In this time of crisis, classical music has been our saviour
The pandemic has made classical music less elitist than it ever was. Ironically, it is technology that has abetted our salvation, with internet allowing a level of connectedness that has never before been possible.
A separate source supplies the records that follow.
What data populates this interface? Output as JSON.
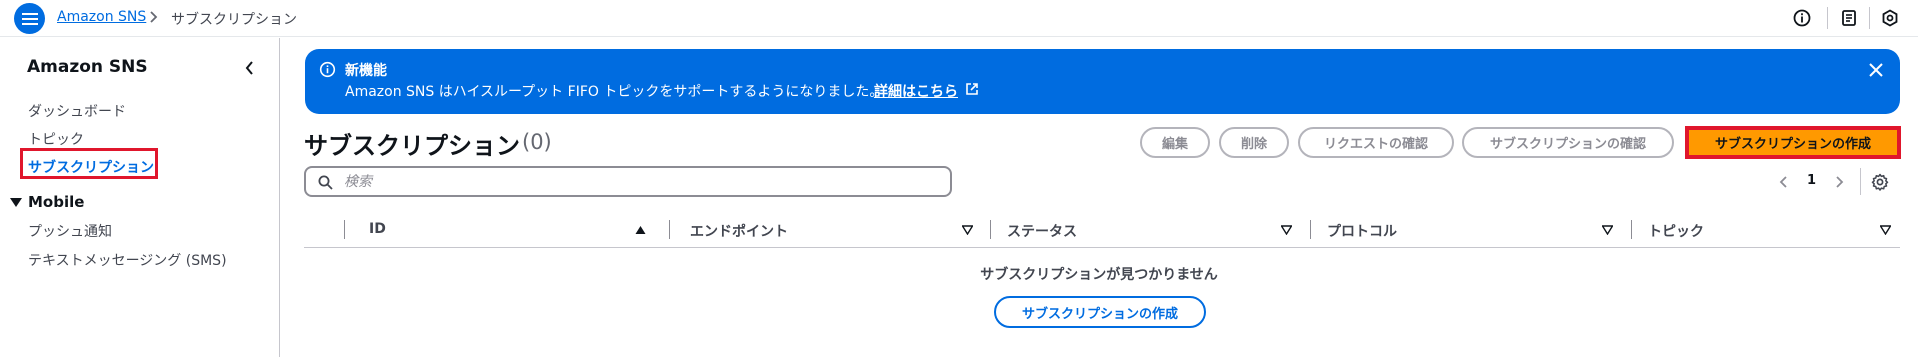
{
  "topbar": {
    "breadcrumb_root": "Amazon SNS",
    "breadcrumb_current": "サブスクリプション"
  },
  "sidebar": {
    "title": "Amazon SNS",
    "items": [
      {
        "label": "ダッシュボード"
      },
      {
        "label": "トピック"
      },
      {
        "label": "サブスクリプション"
      }
    ],
    "group": {
      "label": "Mobile",
      "items": [
        {
          "label": "プッシュ通知"
        },
        {
          "label": "テキストメッセージング (SMS)"
        }
      ]
    }
  },
  "flash": {
    "title": "新機能",
    "message": "Amazon SNS はハイスループット FIFO トピックをサポートするようになりました。",
    "link": "詳細はこちら"
  },
  "header": {
    "title": "サブスクリプション",
    "count": "(0)",
    "buttons": {
      "edit": "編集",
      "delete": "削除",
      "request_confirm": "リクエストの確認",
      "confirm_subscription": "サブスクリプションの確認",
      "create": "サブスクリプションの作成"
    }
  },
  "search": {
    "placeholder": "検索",
    "value": ""
  },
  "pagination": {
    "current_page": "1"
  },
  "table": {
    "columns": [
      "ID",
      "エンドポイント",
      "ステータス",
      "プロトコル",
      "トピック"
    ],
    "empty_message": "サブスクリプションが見つかりません",
    "empty_button": "サブスクリプションの作成"
  },
  "colors": {
    "accent": "#006ce0",
    "primary_button": "#ff9900",
    "highlight_border": "#e0162c"
  }
}
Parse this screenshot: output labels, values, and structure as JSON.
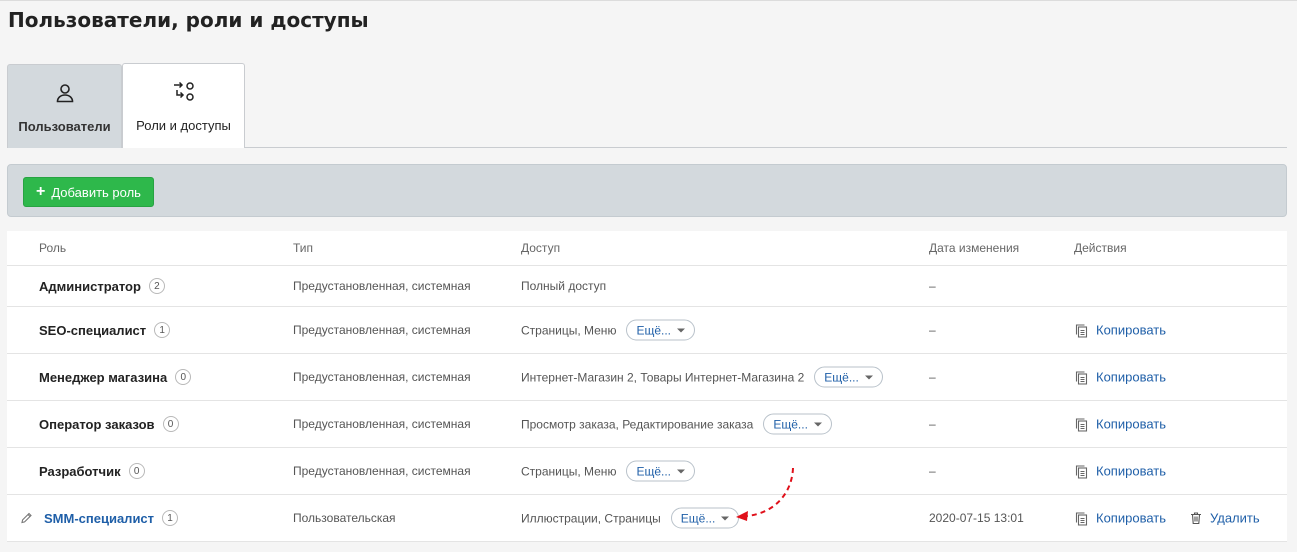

In one of my earliest contributions to this newspaper, I wrote about Zubin Mehta’s Beethoven concert in Srinagar (“Zubin Mehta’s concert in Srinagar was avowedly political", 9 September 2013). My argument then was that much of Western classical music and art has been either inherently political, or used for political ends. Whether it was Mozart railing against aristocratic privilege under cover of “Le nozze di Figaro" (1786), a comic opera, or Beethoven extolling the virtues of freedom and brother-(and sister-)hood, most notably in the Ninth Symphony (1824), and his only opera, “Fidelio" (1805), artists have understood the inherent potency of music, both in commenting on the human condition, and in creating ideals to which we as humans aspire, and compared to which the world as it exists falls short.